ASSIGNMENT:
Repeat each entry as written, dropping any picture you find.

--- GIVEN INFORMATION ---

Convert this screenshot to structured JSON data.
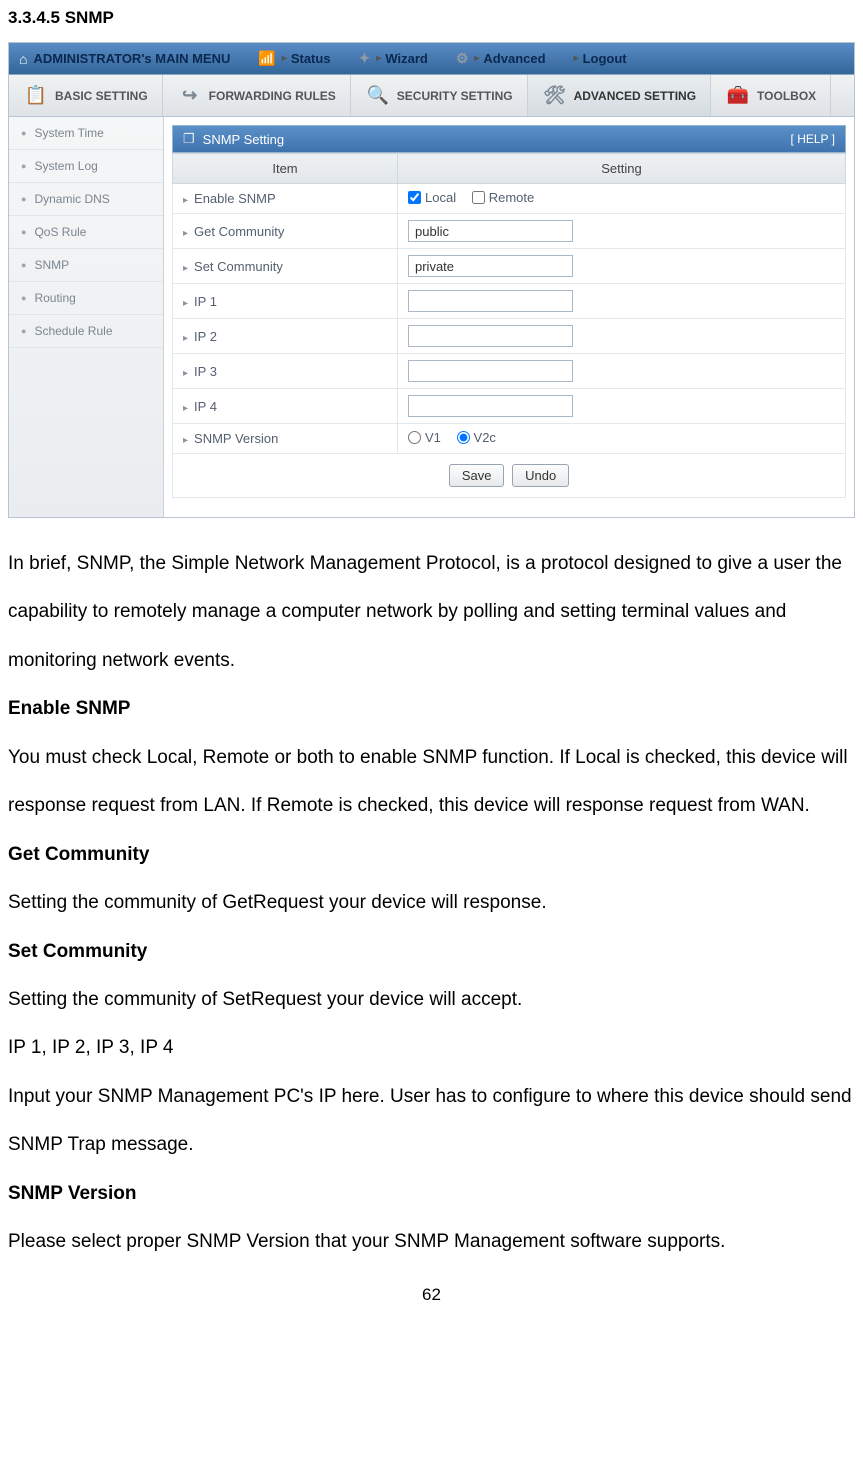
{
  "section_heading": "3.3.4.5 SNMP",
  "top_nav": {
    "home": "ADMINISTRATOR's MAIN MENU",
    "items": [
      "Status",
      "Wizard",
      "Advanced",
      "Logout"
    ]
  },
  "sub_nav": {
    "items": [
      "BASIC SETTING",
      "FORWARDING RULES",
      "SECURITY SETTING",
      "ADVANCED SETTING",
      "TOOLBOX"
    ],
    "active_index": 3
  },
  "sidebar": {
    "items": [
      "System Time",
      "System Log",
      "Dynamic DNS",
      "QoS Rule",
      "SNMP",
      "Routing",
      "Schedule Rule"
    ]
  },
  "panel": {
    "title": "SNMP Setting",
    "help": "[ HELP ]",
    "headers": {
      "item": "Item",
      "setting": "Setting"
    },
    "rows": {
      "enable_snmp": {
        "label": "Enable SNMP",
        "local": "Local",
        "local_checked": true,
        "remote": "Remote",
        "remote_checked": false
      },
      "get_community": {
        "label": "Get Community",
        "value": "public"
      },
      "set_community": {
        "label": "Set Community",
        "value": "private"
      },
      "ip1": {
        "label": "IP 1",
        "value": ""
      },
      "ip2": {
        "label": "IP 2",
        "value": ""
      },
      "ip3": {
        "label": "IP 3",
        "value": ""
      },
      "ip4": {
        "label": "IP 4",
        "value": ""
      },
      "snmp_version": {
        "label": "SNMP Version",
        "v1": "V1",
        "v1_selected": false,
        "v2c": "V2c",
        "v2c_selected": true
      }
    },
    "buttons": {
      "save": "Save",
      "undo": "Undo"
    }
  },
  "doc": {
    "intro": "In brief, SNMP, the Simple Network Management Protocol, is a protocol designed to give a user the capability to remotely manage a computer network by polling and setting terminal values and monitoring network events.",
    "h_enable": "Enable SNMP",
    "p_enable": "You must check Local, Remote or both to enable SNMP function. If Local is checked, this device will response request from LAN. If Remote is checked, this device will response request from WAN.",
    "h_get": "Get Community",
    "p_get": "Setting the community of GetRequest your device will response.",
    "h_set": "Set Community",
    "p_set": "Setting the community of SetRequest your device will accept.",
    "h_ip": "IP 1, IP 2, IP 3, IP 4",
    "p_ip": "Input your SNMP Management PC's IP here. User has to configure to where this device should send SNMP Trap message.",
    "h_ver": "SNMP Version",
    "p_ver": "Please select proper SNMP Version that your SNMP Management software supports."
  },
  "page_number": "62"
}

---

WRITTEN SOLUTION:
Convert this screenshot to structured JSON data.
{
  "section_heading": "3.3.4.5 SNMP",
  "top_nav": {
    "home": "ADMINISTRATOR's MAIN MENU",
    "items": [
      "Status",
      "Wizard",
      "Advanced",
      "Logout"
    ]
  },
  "sub_nav": {
    "items": [
      "BASIC SETTING",
      "FORWARDING RULES",
      "SECURITY SETTING",
      "ADVANCED SETTING",
      "TOOLBOX"
    ],
    "active_index": 3
  },
  "sidebar": {
    "items": [
      "System Time",
      "System Log",
      "Dynamic DNS",
      "QoS Rule",
      "SNMP",
      "Routing",
      "Schedule Rule"
    ]
  },
  "panel": {
    "title": "SNMP Setting",
    "help": "[ HELP ]",
    "headers": {
      "item": "Item",
      "setting": "Setting"
    },
    "rows": {
      "enable_snmp": {
        "label": "Enable SNMP",
        "local": "Local",
        "local_checked": true,
        "remote": "Remote",
        "remote_checked": false
      },
      "get_community": {
        "label": "Get Community",
        "value": "public"
      },
      "set_community": {
        "label": "Set Community",
        "value": "private"
      },
      "ip1": {
        "label": "IP 1",
        "value": ""
      },
      "ip2": {
        "label": "IP 2",
        "value": ""
      },
      "ip3": {
        "label": "IP 3",
        "value": ""
      },
      "ip4": {
        "label": "IP 4",
        "value": ""
      },
      "snmp_version": {
        "label": "SNMP Version",
        "v1": "V1",
        "v1_selected": false,
        "v2c": "V2c",
        "v2c_selected": true
      }
    },
    "buttons": {
      "save": "Save",
      "undo": "Undo"
    }
  },
  "doc": {
    "intro": "In brief, SNMP, the Simple Network Management Protocol, is a protocol designed to give a user the capability to remotely manage a computer network by polling and setting terminal values and monitoring network events.",
    "h_enable": "Enable SNMP",
    "p_enable": "You must check Local, Remote or both to enable SNMP function. If Local is checked, this device will response request from LAN. If Remote is checked, this device will response request from WAN.",
    "h_get": "Get Community",
    "p_get": "Setting the community of GetRequest your device will response.",
    "h_set": "Set Community",
    "p_set": "Setting the community of SetRequest your device will accept.",
    "h_ip": "IP 1, IP 2, IP 3, IP 4",
    "p_ip": "Input your SNMP Management PC's IP here. User has to configure to where this device should send SNMP Trap message.",
    "h_ver": "SNMP Version",
    "p_ver": "Please select proper SNMP Version that your SNMP Management software supports."
  },
  "page_number": "62"
}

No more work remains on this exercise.